Conventional wisdom would seem to suggest that the Ravens top cornerback, Lardarius Webb, would be matched up against the New England Patriots’ top wide receiver, Wes Welker, when the teams meet in Sunday’s AFC championship game.
If that’s the plan though, Webb isn’t tipping his hand.
“I’m not locked on him or anything. He’s just one of the wide receivers,” Webb said after Thursday’s practice. “They have a lot of good wide receivers, a lot of good talent around them. [Quarterback Tom] Bradyis surrounded with talent, and once you have a great quarterback with that much talent, the sky’s the limit to what they can do.”
Tight ends Rob Gronkowski and Aaron Hernandez get a lot of attention, but shadowing Welker would also be a wise move. Welker led the NFL this past season in receptions (122) and finished second in receiving yards (1,569). His nine touchdown catches were a personal best.
Defensive coordinator Chuck Pagano described Welker as “quick as a cat” and with “feet like a shorebird.”

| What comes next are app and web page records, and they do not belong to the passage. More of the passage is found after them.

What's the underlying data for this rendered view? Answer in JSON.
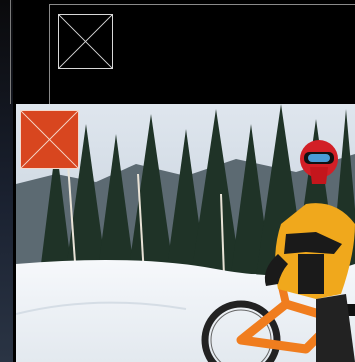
{
  "placeholders": {
    "top_icon": "broken-image-icon",
    "badge_icon": "broken-image-icon",
    "badge_color": "#d8461f"
  },
  "photo": {
    "subject": "downhill-bike-rider-in-snow",
    "sky_color": "#c9d3dd",
    "snow_color": "#f3f6f9",
    "jersey_color": "#f0a81c",
    "bike_color": "#f07d1e"
  }
}
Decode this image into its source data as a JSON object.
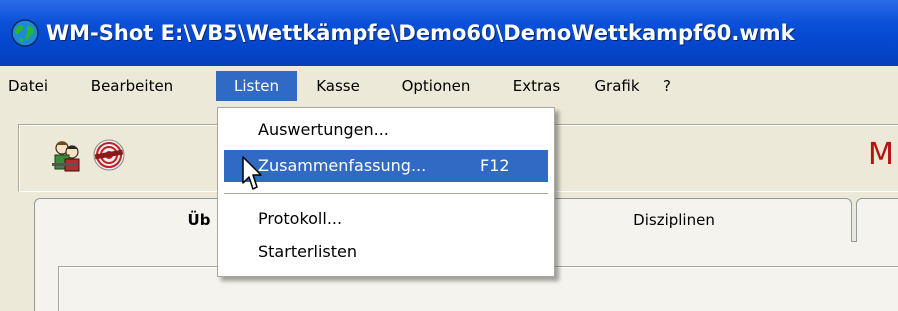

“Just underneath, down the middle, in-and-out, they move him around out of the backfield, he’s all over the place,” Pagano said during his weekly media briefing Thursday. “We have to No.1, identify where he’s at, what the situation is, what the down and distance is. Like I said, Brady’s got a certain comfort zone with him. He’s his go-to guy amongst others. He makes that thing go.”
Welker’s speed, especially as a slot receiver, would appear to be a match for Webb, who is also quick and often slides inside when cornerbacks Cary Williams and Jimmy Smith are on the field at the same time.
Webb said Welker’s brain is just as potent as his hands or feet.
“He’s just a smart wideout,” Webb said. “He’s got crisp routes and everything. I actually worked out a little bit with him in the offseason. He’s just always working. Once you’ve got a guy like that, a high-energy guy like that who is a baller, he’s just a straight-up baller. You can’t take anything from Wes. He’s always going 110 [percent], and when you’ve got a baller going at 110 all the time, it’s going to be hard to stop him.”Copyright © 2015, Los Angeles Times